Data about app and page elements
= = = =
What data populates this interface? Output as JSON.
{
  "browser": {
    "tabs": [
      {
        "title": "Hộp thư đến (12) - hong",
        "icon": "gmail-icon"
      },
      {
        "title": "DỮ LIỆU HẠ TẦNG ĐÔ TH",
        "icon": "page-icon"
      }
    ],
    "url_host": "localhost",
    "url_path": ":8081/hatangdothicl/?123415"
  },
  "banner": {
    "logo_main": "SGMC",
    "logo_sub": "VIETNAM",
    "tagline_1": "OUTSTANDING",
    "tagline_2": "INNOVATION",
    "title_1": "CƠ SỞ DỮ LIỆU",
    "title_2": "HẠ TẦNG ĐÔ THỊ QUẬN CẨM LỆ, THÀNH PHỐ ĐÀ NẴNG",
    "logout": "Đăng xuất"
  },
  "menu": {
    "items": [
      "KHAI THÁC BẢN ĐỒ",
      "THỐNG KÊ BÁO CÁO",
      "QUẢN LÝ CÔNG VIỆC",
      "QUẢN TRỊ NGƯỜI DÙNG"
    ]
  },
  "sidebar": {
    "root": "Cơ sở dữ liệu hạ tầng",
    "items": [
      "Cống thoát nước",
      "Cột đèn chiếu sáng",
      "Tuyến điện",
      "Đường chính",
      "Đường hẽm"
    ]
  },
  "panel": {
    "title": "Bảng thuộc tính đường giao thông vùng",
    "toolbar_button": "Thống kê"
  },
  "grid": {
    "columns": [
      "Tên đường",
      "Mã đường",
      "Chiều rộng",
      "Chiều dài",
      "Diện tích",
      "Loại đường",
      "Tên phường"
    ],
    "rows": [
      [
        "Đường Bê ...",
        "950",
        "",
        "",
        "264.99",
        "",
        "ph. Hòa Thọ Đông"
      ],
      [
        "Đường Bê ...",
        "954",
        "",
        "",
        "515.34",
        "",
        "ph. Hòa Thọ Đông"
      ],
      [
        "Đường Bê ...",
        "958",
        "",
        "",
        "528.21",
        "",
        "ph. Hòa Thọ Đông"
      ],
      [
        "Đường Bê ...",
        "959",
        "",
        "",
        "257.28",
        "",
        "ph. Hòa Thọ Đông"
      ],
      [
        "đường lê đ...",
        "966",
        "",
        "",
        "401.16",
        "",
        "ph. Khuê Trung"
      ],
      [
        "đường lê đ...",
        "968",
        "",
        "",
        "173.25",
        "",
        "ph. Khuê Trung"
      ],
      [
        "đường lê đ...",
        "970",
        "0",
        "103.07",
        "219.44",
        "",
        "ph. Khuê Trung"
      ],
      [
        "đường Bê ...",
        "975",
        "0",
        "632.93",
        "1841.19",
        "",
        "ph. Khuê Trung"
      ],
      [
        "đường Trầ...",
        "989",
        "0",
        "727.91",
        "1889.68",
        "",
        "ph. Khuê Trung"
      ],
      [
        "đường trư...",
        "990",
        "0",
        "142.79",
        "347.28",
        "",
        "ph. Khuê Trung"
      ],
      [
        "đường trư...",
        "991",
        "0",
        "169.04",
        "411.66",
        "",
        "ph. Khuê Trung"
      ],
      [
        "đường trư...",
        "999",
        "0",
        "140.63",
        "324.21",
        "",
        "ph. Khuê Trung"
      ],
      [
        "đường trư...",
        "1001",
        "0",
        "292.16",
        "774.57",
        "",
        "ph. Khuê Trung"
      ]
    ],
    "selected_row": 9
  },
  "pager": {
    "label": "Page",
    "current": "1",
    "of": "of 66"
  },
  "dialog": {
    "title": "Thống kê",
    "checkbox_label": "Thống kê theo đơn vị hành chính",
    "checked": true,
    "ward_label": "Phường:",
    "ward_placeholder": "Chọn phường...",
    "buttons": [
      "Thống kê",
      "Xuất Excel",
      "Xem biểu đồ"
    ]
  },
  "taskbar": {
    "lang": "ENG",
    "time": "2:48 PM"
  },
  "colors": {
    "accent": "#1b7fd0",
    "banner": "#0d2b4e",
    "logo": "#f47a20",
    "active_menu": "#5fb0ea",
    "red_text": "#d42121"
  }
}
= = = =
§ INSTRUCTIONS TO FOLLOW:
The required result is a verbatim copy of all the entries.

§ TASK SOLUTION:
What data populates this interface? Output as JSON.
{
  "browser": {
    "tabs": [
      {
        "title": "Hộp thư đến (12) - hong",
        "icon": "gmail-icon"
      },
      {
        "title": "DỮ LIỆU HẠ TẦNG ĐÔ TH",
        "icon": "page-icon"
      }
    ],
    "url_host": "localhost",
    "url_path": ":8081/hatangdothicl/?123415"
  },
  "banner": {
    "logo_main": "SGMC",
    "logo_sub": "VIETNAM",
    "tagline_1": "OUTSTANDING",
    "tagline_2": "INNOVATION",
    "title_1": "CƠ SỞ DỮ LIỆU",
    "title_2": "HẠ TẦNG ĐÔ THỊ QUẬN CẨM LỆ, THÀNH PHỐ ĐÀ NẴNG",
    "logout": "Đăng xuất"
  },
  "menu": {
    "items": [
      "KHAI THÁC BẢN ĐỒ",
      "THỐNG KÊ BÁO CÁO",
      "QUẢN LÝ CÔNG VIỆC",
      "QUẢN TRỊ NGƯỜI DÙNG"
    ]
  },
  "sidebar": {
    "root": "Cơ sở dữ liệu hạ tầng",
    "items": [
      "Cống thoát nước",
      "Cột đèn chiếu sáng",
      "Tuyến điện",
      "Đường chính",
      "Đường hẽm"
    ]
  },
  "panel": {
    "title": "Bảng thuộc tính đường giao thông vùng",
    "toolbar_button": "Thống kê"
  },
  "grid": {
    "columns": [
      "Tên đường",
      "Mã đường",
      "Chiều rộng",
      "Chiều dài",
      "Diện tích",
      "Loại đường",
      "Tên phường"
    ],
    "rows": [
      [
        "Đường Bê ...",
        "950",
        "",
        "",
        "264.99",
        "",
        "ph. Hòa Thọ Đông"
      ],
      [
        "Đường Bê ...",
        "954",
        "",
        "",
        "515.34",
        "",
        "ph. Hòa Thọ Đông"
      ],
      [
        "Đường Bê ...",
        "958",
        "",
        "",
        "528.21",
        "",
        "ph. Hòa Thọ Đông"
      ],
      [
        "Đường Bê ...",
        "959",
        "",
        "",
        "257.28",
        "",
        "ph. Hòa Thọ Đông"
      ],
      [
        "đường lê đ...",
        "966",
        "",
        "",
        "401.16",
        "",
        "ph. Khuê Trung"
      ],
      [
        "đường lê đ...",
        "968",
        "",
        "",
        "173.25",
        "",
        "ph. Khuê Trung"
      ],
      [
        "đường lê đ...",
        "970",
        "0",
        "103.07",
        "219.44",
        "",
        "ph. Khuê Trung"
      ],
      [
        "đường Bê ...",
        "975",
        "0",
        "632.93",
        "1841.19",
        "",
        "ph. Khuê Trung"
      ],
      [
        "đường Trầ...",
        "989",
        "0",
        "727.91",
        "1889.68",
        "",
        "ph. Khuê Trung"
      ],
      [
        "đường trư...",
        "990",
        "0",
        "142.79",
        "347.28",
        "",
        "ph. Khuê Trung"
      ],
      [
        "đường trư...",
        "991",
        "0",
        "169.04",
        "411.66",
        "",
        "ph. Khuê Trung"
      ],
      [
        "đường trư...",
        "999",
        "0",
        "140.63",
        "324.21",
        "",
        "ph. Khuê Trung"
      ],
      [
        "đường trư...",
        "1001",
        "0",
        "292.16",
        "774.57",
        "",
        "ph. Khuê Trung"
      ]
    ],
    "selected_row": 9
  },
  "pager": {
    "label": "Page",
    "current": "1",
    "of": "of 66"
  },
  "dialog": {
    "title": "Thống kê",
    "checkbox_label": "Thống kê theo đơn vị hành chính",
    "checked": true,
    "ward_label": "Phường:",
    "ward_placeholder": "Chọn phường...",
    "buttons": [
      "Thống kê",
      "Xuất Excel",
      "Xem biểu đồ"
    ]
  },
  "taskbar": {
    "lang": "ENG",
    "time": "2:48 PM"
  },
  "colors": {
    "accent": "#1b7fd0",
    "banner": "#0d2b4e",
    "logo": "#f47a20",
    "active_menu": "#5fb0ea",
    "red_text": "#d42121"
  }
}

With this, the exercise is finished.